BGP Monitor checks how your BGP announcements are being propagated and lets you know if they're not up to your expectations.
BGP Monitor doesn't look at your infrastructure like other SaaS available on the market. It focuses on how other Autonomous Systems find you by using collectors scattered around the world, compares the visibility expectations of routes configured for each AS with actual results, and lets you know right away if the path to your AS is not as expected. Identify:
Announcement pass-through issues with upstream providers;
BGP hijacking with origin change.
Check if your routes are installed in the FIB of routers on the internet.
Monitor whether the internet is prioritizing the desired route for your AS and find out whether any AS is leaking an improper route.
Find out if any other AS is hijacking your traffic, that is, receiving the traffic that should be directed to you.
Check that no other AS is propagating a route that it should not be propagating.
Proactively identify issues and reduce your staff's time spent on resolving incidents.
Not to leave yours or your customers' network without an
Avoid phishing scams aimed at your network or your customers.
Avoid leaving yours or your customers' website without access.
Identify issues that can conflict with your SLA.
Maintain access to essential services that rely on the internet.
Global routes monitored 24/7. Wide coverage, your network monitored from different points of view.
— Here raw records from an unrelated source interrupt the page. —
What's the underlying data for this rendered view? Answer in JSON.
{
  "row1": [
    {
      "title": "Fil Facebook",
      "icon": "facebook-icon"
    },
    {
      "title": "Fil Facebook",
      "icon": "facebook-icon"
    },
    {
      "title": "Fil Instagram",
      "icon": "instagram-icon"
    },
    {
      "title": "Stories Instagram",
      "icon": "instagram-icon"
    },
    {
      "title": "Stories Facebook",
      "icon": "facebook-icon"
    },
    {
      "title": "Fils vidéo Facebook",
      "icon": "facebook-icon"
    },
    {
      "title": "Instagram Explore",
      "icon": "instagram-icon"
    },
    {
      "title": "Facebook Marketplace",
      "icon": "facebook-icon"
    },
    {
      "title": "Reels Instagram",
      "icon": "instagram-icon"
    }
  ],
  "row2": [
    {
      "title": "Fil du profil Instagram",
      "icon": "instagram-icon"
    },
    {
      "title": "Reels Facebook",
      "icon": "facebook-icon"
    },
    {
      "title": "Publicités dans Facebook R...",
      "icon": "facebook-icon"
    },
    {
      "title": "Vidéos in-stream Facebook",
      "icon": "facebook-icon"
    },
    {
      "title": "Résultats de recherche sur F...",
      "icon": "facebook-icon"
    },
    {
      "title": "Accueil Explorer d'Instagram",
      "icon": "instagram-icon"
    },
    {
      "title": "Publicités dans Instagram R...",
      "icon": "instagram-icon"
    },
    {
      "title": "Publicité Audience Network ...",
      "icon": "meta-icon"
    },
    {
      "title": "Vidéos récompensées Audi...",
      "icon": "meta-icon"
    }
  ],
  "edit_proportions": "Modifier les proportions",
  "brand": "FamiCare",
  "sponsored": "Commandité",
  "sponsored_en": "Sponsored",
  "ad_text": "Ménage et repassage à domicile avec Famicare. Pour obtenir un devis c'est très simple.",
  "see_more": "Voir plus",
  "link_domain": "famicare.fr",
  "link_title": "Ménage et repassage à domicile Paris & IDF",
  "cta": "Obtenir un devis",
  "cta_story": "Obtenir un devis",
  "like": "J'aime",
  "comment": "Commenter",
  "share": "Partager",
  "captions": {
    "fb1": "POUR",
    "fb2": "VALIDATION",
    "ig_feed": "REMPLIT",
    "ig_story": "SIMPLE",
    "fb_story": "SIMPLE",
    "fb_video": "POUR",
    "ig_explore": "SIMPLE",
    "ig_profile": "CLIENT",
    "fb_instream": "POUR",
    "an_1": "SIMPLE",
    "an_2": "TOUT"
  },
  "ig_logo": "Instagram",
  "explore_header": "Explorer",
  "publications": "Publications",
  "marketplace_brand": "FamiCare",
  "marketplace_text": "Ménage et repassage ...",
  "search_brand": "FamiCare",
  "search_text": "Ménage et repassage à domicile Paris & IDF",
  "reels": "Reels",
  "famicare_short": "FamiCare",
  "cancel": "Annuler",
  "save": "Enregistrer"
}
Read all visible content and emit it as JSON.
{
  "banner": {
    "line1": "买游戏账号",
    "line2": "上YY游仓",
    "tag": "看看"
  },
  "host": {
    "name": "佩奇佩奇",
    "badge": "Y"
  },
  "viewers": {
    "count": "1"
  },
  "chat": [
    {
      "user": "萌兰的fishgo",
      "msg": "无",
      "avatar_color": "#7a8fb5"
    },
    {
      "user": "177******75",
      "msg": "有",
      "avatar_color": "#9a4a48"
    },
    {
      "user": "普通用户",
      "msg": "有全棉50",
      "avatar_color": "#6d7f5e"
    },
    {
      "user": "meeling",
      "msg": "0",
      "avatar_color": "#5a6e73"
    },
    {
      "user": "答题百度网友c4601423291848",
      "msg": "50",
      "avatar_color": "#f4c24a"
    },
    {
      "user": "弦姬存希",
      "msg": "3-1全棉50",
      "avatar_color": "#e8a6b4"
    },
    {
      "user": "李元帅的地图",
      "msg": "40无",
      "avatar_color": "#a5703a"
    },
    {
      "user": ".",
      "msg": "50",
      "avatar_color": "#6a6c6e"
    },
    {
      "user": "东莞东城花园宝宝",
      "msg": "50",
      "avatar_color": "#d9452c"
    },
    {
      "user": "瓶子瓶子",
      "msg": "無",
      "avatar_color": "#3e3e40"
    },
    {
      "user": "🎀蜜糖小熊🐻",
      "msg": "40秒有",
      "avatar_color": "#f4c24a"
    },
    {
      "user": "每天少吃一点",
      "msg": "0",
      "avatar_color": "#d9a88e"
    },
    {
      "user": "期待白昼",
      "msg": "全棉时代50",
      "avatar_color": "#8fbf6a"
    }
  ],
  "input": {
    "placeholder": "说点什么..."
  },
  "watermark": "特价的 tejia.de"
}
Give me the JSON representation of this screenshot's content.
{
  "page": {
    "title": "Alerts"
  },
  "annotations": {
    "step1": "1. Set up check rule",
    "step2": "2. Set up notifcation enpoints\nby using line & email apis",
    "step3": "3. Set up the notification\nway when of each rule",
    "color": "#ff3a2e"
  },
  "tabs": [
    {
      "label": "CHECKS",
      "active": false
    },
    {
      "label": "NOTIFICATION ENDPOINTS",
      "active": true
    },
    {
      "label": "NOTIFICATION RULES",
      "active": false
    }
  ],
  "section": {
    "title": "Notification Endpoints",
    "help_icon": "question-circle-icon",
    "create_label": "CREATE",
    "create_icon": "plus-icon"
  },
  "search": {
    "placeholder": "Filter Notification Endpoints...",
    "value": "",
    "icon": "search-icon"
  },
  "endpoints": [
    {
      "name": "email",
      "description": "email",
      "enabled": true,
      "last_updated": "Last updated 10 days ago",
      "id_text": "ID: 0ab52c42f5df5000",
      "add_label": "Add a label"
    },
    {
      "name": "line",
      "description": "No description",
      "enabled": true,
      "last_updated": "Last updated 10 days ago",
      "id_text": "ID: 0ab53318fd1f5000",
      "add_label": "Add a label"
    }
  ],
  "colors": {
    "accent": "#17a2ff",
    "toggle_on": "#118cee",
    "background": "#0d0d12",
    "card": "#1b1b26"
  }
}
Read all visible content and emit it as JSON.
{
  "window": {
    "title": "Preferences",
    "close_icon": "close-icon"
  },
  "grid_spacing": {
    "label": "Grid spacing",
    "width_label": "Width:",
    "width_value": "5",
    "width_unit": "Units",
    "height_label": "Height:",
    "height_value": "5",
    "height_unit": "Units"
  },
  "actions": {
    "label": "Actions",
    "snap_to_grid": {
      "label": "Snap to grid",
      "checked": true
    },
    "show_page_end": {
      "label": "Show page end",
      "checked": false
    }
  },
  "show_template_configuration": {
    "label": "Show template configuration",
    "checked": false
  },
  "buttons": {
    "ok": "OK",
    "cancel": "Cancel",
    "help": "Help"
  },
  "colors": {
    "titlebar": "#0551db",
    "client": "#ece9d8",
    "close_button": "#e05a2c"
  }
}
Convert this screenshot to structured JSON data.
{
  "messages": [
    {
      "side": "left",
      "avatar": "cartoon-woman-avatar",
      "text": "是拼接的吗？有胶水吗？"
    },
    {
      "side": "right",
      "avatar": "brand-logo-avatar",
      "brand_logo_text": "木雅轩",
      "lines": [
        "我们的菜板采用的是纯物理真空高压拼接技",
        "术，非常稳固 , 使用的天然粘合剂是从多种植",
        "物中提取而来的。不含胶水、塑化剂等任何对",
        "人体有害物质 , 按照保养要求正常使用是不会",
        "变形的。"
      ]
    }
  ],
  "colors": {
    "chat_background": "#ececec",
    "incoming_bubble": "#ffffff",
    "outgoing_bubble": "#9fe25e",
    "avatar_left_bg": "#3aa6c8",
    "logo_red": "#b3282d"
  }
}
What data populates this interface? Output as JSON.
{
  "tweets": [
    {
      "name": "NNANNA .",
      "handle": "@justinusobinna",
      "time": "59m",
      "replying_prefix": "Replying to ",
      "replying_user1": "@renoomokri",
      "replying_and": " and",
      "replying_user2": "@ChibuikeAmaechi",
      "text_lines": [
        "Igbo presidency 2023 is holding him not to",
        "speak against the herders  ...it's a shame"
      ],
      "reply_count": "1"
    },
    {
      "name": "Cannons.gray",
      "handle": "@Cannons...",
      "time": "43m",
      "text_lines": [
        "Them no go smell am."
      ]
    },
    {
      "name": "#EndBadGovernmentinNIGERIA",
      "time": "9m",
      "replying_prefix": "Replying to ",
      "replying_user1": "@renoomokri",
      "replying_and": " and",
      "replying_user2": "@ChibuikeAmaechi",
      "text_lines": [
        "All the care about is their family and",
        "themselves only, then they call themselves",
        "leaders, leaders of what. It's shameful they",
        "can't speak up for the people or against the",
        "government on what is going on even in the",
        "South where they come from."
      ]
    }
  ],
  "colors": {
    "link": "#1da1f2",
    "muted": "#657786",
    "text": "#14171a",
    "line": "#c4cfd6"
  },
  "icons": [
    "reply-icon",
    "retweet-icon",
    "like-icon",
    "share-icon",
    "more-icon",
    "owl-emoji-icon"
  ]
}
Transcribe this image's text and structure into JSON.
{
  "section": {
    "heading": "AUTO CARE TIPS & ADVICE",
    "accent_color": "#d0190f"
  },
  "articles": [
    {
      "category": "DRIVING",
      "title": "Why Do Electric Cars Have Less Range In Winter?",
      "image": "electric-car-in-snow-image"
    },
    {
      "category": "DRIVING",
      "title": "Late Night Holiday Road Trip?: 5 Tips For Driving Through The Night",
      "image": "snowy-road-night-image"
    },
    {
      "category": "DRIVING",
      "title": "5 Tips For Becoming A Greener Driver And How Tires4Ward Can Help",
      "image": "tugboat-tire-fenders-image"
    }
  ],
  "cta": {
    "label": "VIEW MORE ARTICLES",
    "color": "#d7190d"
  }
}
Our collectors are scattered around the world including the leading IXs, monitoring availability and identifying which route is being prioritized for each AS on the internet. The network visibility your team needs to respond quickly when incidents occur!
The dashboard will display one of two messages: "ok" when the announcement visibility expectations you registered for a given prefix for each upstream are met, and "alert" when they are not met and an incident occurs.
Visual and audio alerts via dashboard or messages directly in the email of your network team with essential information only.
Detailed information and incident history so you can identify common issues and create a prevention plan.
Autonomous Systems (AS) announce routes to the internet through their transit providers. These announcements are based on the routing policy that is defined locally within the AS and influenced by several factors, such as DDoS mitigation, cost savings, network performance, load balancing and business relationships. In this context, Autonomous Systems need to make sure that their routing policies are being effective. One way to do this is by using a looking glass to view the routing path. But a looking glass only offers one specific point of view. BGP Monitor by UPX does much more than that – it delivers network visibility at scale with several global points of view, provides continuous monitoring and alerts when the announcement for a specific prefix fails to meet its visibility expectations for each upstream provider.
BGP Monitor provides a consolidated display of several points of view, without detailing in which collector the incident was detected. The dashboard issues alerts when at least one collector finds a hijack, at least two collectors find a route that should not be visible, or when no collector finds a route that should be visible, i.e., it shows a monitoring view of the last hop.
BGP Monitor provides an outside view of the network, unlike other tools available that only look at the internal infrastructure. It allows you to detect upstream connection issues and helps you spot malicious activity such as phishing scams via AS prefix hijacking attacks.
BGP Monitor is a monitoring tool – it only alerts you when there are incidents or if your announcement does not meet expectations —, making it completely different from the services mentioned above, which are analysis/inspection tools that can be actively used by professionals to investigate issues. In addition, Radar Qrator, for instance, updates once every 24 hours and BGPmon also only provides daily reports, while BGP Monitor provides real-time change and incident notifications.
When monitoring global routes, BGP Monitor allows the Autonomous System to have visibility of Global BGP Routing Table (GRT) updates and announcement updates from its own AS. If any route change is not followed at some point, the dashboard will continue to show the incident until all routes are followed. In other words, it works as an ally in the identification of incidents such as blocked routes and route leaks, detects issues in your upstream network and helps you by providing information so you can fix them as soon as possible.
BGP Monitor is a monitoring tool, so it is not suited for analysis or inspection. It does not provide a detailed view or time-lapse monitoring, nor does it monitor past the last hop. As such, BGP Monitor does not detect hijacking with a forged AS path; it does not identify partial downtime issues; it does not identify geographic availability issues; it does not monitor the routes stored in RIBs (Route Information Bases) of routers on the internet; it does not monitor worldwide connectivity to your service; it does not identify problems with incorrectly configured expectations; it does not monitor the bandwidth of each upstream and does not assist in traffic engineering.
No installation or integration via API is required, because BGP Monitor is a fully web-based tool. All you need is a web browser.
All you need is to fill out a simple registration form, with your name, email and password. After the registration process, you'll be given access to our user-friendly platform. First you add your network prefixes that you want to monitor – each account is entitled to 5 prefixes –, then you can add the IP prefixes of your Autonomous System, associating them with your IP transit providers, and finally you can set expectations for your announcements. Okay, now you're good to go!
No. You don't have to make any changes to your network or router configurations, because the collectors monitor a network that is external to your infrastructure, consisting of the leading IXs in the world and the Global Routing Table (GRT).